Then there is the myth that corporate downsizing and the development of free trade treaties is resulting in a net loss of American jobs overseas. This is perfect made-for-TV theater, conducive to scenes of stunned workers and managers who have lost their jobs. Some have, of course. Some always have, for capitalism destroys even as it creates. At least temporarily, life is hard for people caught in change. But the alternative is government management of the economy, and experience world-wide shows that that approach creates few new jobs outside government and ultimately leads to stagnation and much worse job prospects.
As George Gilder reports, the relatively free U.S. has outperformed all the other economies in job development. “We’ve created some 35 million net new jobs in the last 30 years–while the Europeans, for example, have created almost no net new jobs outside of government consumption.” While the Japanese have done better, they have fallen behind the U.S. To make the myth of job evaporation seem real, therefore, you must adopt a partial blindness: you focus on the disappearing old jobs and you just ignore the more numerous new ones.
What difference do such myths make? Plenty. As Nicholas Eberhardt of the American Enterprise Institute points out in his new book, “The Tyranny of Numbers,” we are a country that makes public policy with a reverence for statistics that other lands reserve for tradition or religious texts. When journalists and politicians fall for the tricks of myth making, the damage can be long-lasting.
Forty years ago Alfred Kinsey produced his famous and influential scientific study on “Sexual Behavior in the Human Male” and another on the human female. These purported to show widespread promiscuity and a preoccupation with sex that begins almost in infancy. The whole concept of “normal” was challenged, and the resulting intellectual furor helped to rationalize and justify the later excesses of the sexual revolution.

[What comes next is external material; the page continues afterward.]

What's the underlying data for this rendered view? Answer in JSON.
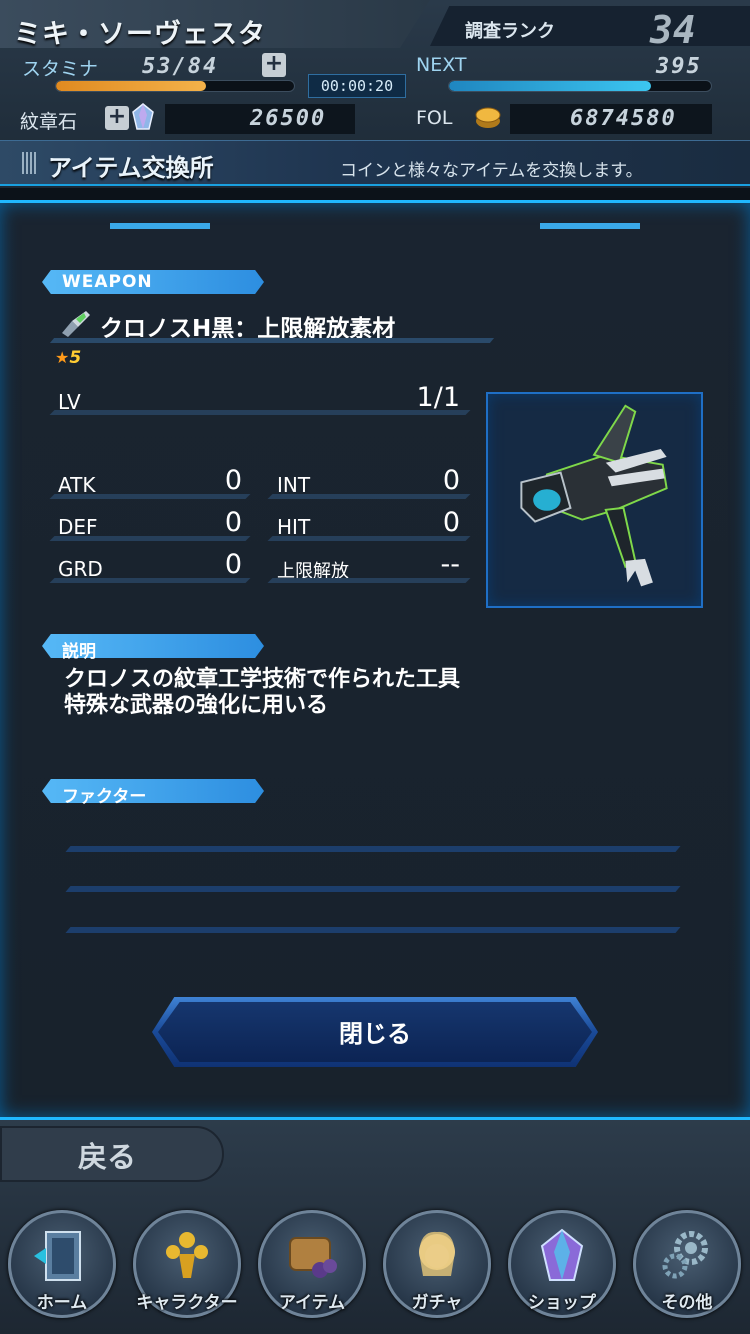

Only in recent years have Dr. Judith Reisman and other investigators actually checked out Kinsey’s data and methods and uncovered scandalously shoddy work–and worse. Some of the small children, for example, apparently were “tested” pro-actively to get the desired sexual arousal, which Kinsey’s workers then duly recorded. The unmentioned source of reports on the sexuality of 800 pre-pubescent boys was one single adult man, a pedophile. The adult test population included numbers of prison inmates, which hardly provided an objective sample for sexual or any other social norms.

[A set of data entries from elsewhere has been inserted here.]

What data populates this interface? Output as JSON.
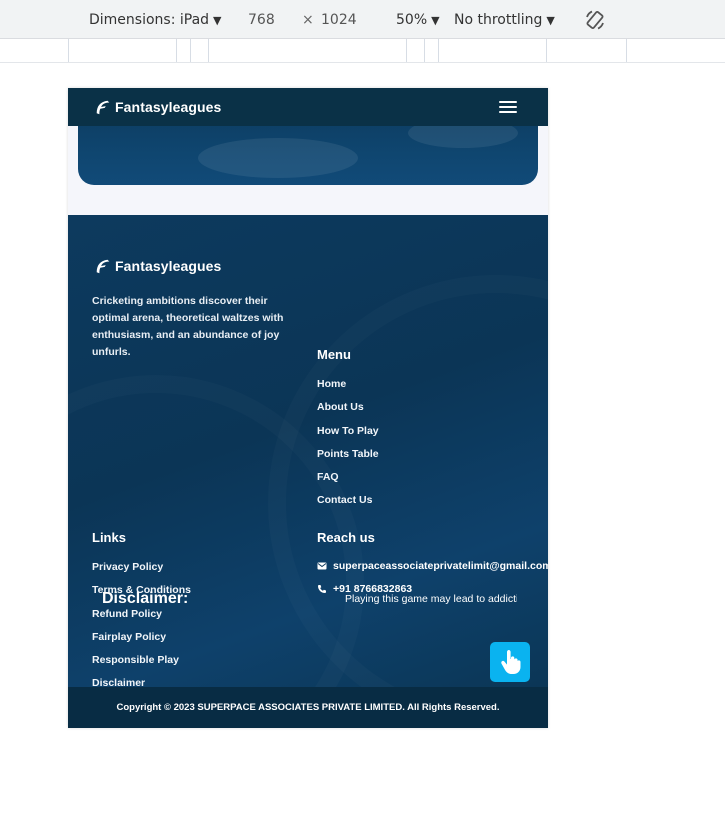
{
  "devtools": {
    "device": "Dimensions: iPad",
    "width": "768",
    "times": "×",
    "height": "1024",
    "zoom": "50%",
    "throttling": "No throttling",
    "caret": "▼"
  },
  "site": {
    "brand": "Fantasyleagues",
    "footer": {
      "about": "Cricketing ambitions discover their optimal arena, theoretical waltzes with enthusiasm, and an abundance of joy unfurls.",
      "menu_title": "Menu",
      "menu": [
        "Home",
        "About Us",
        "How To Play",
        "Points Table",
        "FAQ",
        "Contact Us"
      ],
      "links_title": "Links",
      "links": [
        "Privacy Policy",
        "Terms & Conditions",
        "Refund Policy",
        "Fairplay Policy",
        "Responsible Play",
        "Disclaimer"
      ],
      "reach_title": "Reach us",
      "email": "superpaceassociateprivatelimit@gmail.com",
      "phone": "+91 8766832863"
    },
    "disclaimer_title": "Disclaimer:",
    "disclaimer_text": "Playing this game may lead to addiction",
    "copyright": "Copyright © 2023 SUPERPACE ASSOCIATES PRIVATE LIMITED.  All Rights Reserved."
  },
  "colors": {
    "header": "#0a3147",
    "footer": "#0d3a5e",
    "copyright": "#082c44",
    "help_button": "#0ab3f0"
  },
  "icons": [
    "logo-icon",
    "menu-icon",
    "email-icon",
    "phone-icon",
    "hand-pointer-icon",
    "rotate-icon"
  ]
}
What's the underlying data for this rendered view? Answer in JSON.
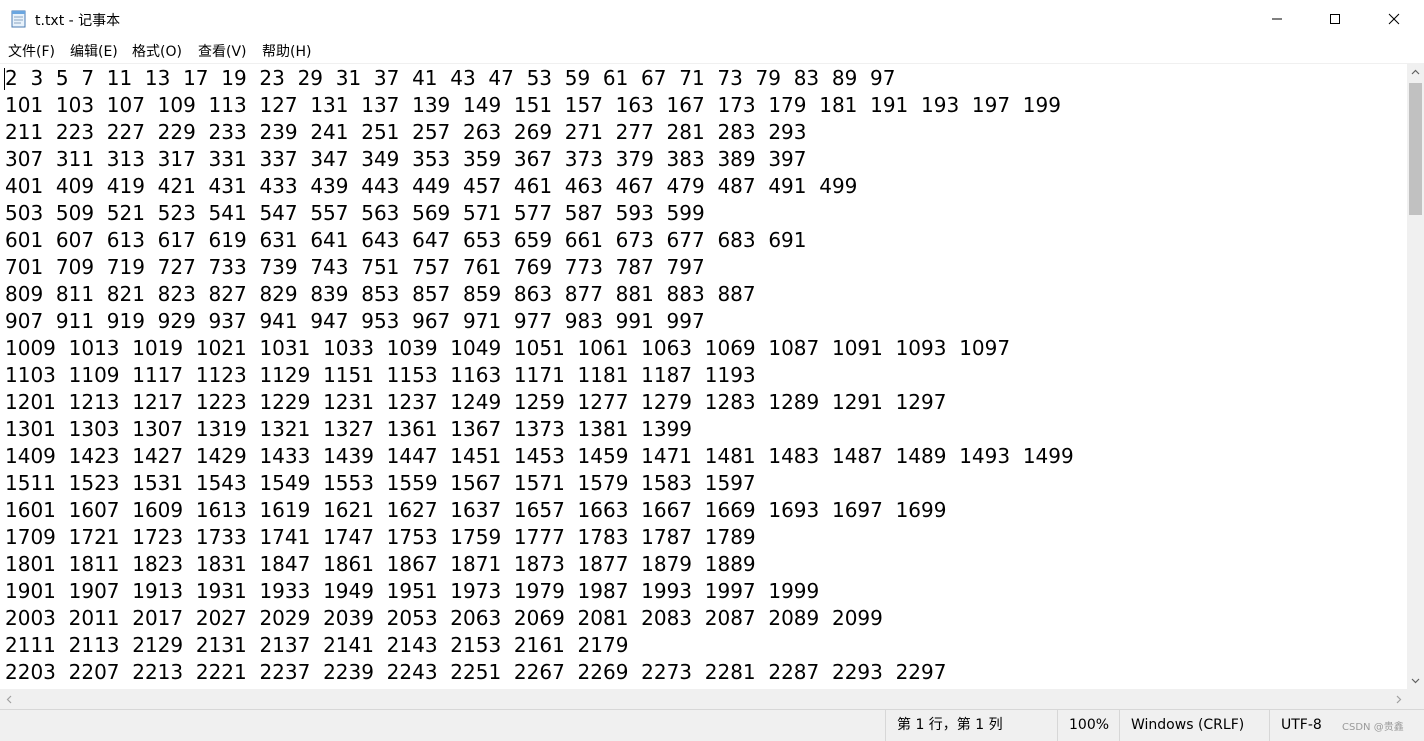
{
  "window": {
    "title": "t.txt - 记事本"
  },
  "menu": {
    "file": "文件(F)",
    "edit": "编辑(E)",
    "format": "格式(O)",
    "view": "查看(V)",
    "help": "帮助(H)"
  },
  "editor": {
    "lines": [
      "2  3  5  7  11  13  17  19  23  29  31  37  41  43  47  53  59  61  67  71  73  79  83  89  97",
      "101  103  107  109  113  127  131  137  139  149  151  157  163  167  173  179  181  191  193  197  199",
      "211  223  227  229  233  239  241  251  257  263  269  271  277  281  283  293",
      "307  311  313  317  331  337  347  349  353  359  367  373  379  383  389  397",
      "401  409  419  421  431  433  439  443  449  457  461  463  467  479  487  491  499",
      "503  509  521  523  541  547  557  563  569  571  577  587  593  599",
      "601  607  613  617  619  631  641  643  647  653  659  661  673  677  683  691",
      "701  709  719  727  733  739  743  751  757  761  769  773  787  797",
      "809  811  821  823  827  829  839  853  857  859  863  877  881  883  887",
      "907  911  919  929  937  941  947  953  967  971  977  983  991  997",
      "1009  1013  1019  1021  1031  1033  1039  1049  1051  1061  1063  1069  1087  1091  1093  1097",
      "1103  1109  1117  1123  1129  1151  1153  1163  1171  1181  1187  1193",
      "1201  1213  1217  1223  1229  1231  1237  1249  1259  1277  1279  1283  1289  1291  1297",
      "1301  1303  1307  1319  1321  1327  1361  1367  1373  1381  1399",
      "1409  1423  1427  1429  1433  1439  1447  1451  1453  1459  1471  1481  1483  1487  1489  1493  1499",
      "1511  1523  1531  1543  1549  1553  1559  1567  1571  1579  1583  1597",
      "1601  1607  1609  1613  1619  1621  1627  1637  1657  1663  1667  1669  1693  1697  1699",
      "1709  1721  1723  1733  1741  1747  1753  1759  1777  1783  1787  1789",
      "1801  1811  1823  1831  1847  1861  1867  1871  1873  1877  1879  1889",
      "1901  1907  1913  1931  1933  1949  1951  1973  1979  1987  1993  1997  1999",
      "2003  2011  2017  2027  2029  2039  2053  2063  2069  2081  2083  2087  2089  2099",
      "2111  2113  2129  2131  2137  2141  2143  2153  2161  2179",
      "2203  2207  2213  2221  2237  2239  2243  2251  2267  2269  2273  2281  2287  2293  2297"
    ]
  },
  "status": {
    "position": "第 1 行，第 1 列",
    "zoom": "100%",
    "line_ending": "Windows (CRLF)",
    "encoding": "UTF-8"
  },
  "watermark": "CSDN @贵鑫",
  "icons": {
    "app": "notepad-icon",
    "minimize": "minimize-icon",
    "maximize": "maximize-icon",
    "close": "close-icon"
  }
}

But at the time Americans were so enthralled with science and statistics that, as Reisman wrote, “No one had the mind-space to recognize what they were looking at.” A little sensible skepticism might have prevented a lot of wrong conclusions–and myth-making–about American society.